A new report on a “housing crisis” in Pennsylvania’s northern-tier counties has just been released by The Institute for Public Policy and Economic Development, a research partnership among Keystone College, King’s College, Luzerne County Community College, Marywood University, Misericordia University, Penn State Wilkes-Barre, The Commonwealth Medical College, University of Scranton, and Wilkes University. A copy of the 200 page study is available to download below.
The study purports to show that when counties attract a lot of shale gas drilling activity, they also attract a housing crisis because workers in the drilling industry make more money than non-drilling industry residents and are willing to pay more to rent housing.
The executive summary of the study says this: “Looking only at the data in the most active counties, we cannot conclude with 100 percent certainty that housing is in crisis.” A few sentences later after explaining why they can’t know for certain, we get this statement: “…we find that in the most active drilling counties a crisis exists.” First they can’t know, then they can. How can they know when they don’t know? Only when they don’t look at their own data but go “off data” and factor in anecdotal evidence (stories) found in the interview process. That is, when they violate their own methodology, and use anecdotes, then they can confidently claim, “There’s a crisis.” Such is the way with academe (and politicians).
The biggest problem identified is affordable housing. The study claims that rents have gone up 100-150 percent in some areas, making it difficult for “locals” to find affordable housing. Worse yet (for the study’s authors), people on welfare can’t find affordable housing and have to move out of the area. In one area social services has been giving out tents for people to live in, and (gasp) the money is almost gone to buy tents!
Yes folks, you see, the problem is, when gas drilling comes to town, it just brings too much prosperity, and God help us all if we actually have too much prosperity goin’ on out there.
The report’s recommendations to fix the problem? Socialist rent control policies to force those nasty landlords to take less money. Let’s take what has failed in other places like New York City—rent control—and try it here, because it sounds good and makes us feel good about ourselves.

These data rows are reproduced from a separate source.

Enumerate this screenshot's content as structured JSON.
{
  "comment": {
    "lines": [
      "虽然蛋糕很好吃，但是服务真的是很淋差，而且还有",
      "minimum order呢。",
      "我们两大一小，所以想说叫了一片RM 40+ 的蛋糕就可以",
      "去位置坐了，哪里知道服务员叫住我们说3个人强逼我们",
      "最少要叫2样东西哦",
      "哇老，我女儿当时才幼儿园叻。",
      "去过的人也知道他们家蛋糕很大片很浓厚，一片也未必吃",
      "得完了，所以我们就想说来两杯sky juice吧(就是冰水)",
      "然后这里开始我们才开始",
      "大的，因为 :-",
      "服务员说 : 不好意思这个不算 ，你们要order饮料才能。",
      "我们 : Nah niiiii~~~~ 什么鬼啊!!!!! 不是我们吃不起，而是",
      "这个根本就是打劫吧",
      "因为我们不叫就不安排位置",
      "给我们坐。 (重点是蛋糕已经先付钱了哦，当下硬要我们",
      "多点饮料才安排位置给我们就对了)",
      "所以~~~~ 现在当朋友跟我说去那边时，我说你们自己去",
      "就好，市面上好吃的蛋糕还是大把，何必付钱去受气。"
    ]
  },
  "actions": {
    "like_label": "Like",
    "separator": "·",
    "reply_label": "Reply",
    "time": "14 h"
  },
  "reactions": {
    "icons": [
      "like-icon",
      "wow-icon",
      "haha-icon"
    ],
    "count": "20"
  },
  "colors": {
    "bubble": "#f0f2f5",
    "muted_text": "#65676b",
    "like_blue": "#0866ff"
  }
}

MDN’s view: From the obvious sarcastic tone, you know we think this is bunkum. Are there legitimate concerns that housing becomes tight for a time? Sure. What’s the answer? The free market! Although the free market doesn’t work fast enough for some, give it a year or two and entrepreneurs will see there’s an opportunity and new housing will become available. New apartments and homes will be built, older facilities like abandoned schools and warehouses will be converted, some will even rent out spare bedrooms—in other words, supply will catch up with demand. What we don’t need is more failed central planning. We see how well that’s working out on the national level.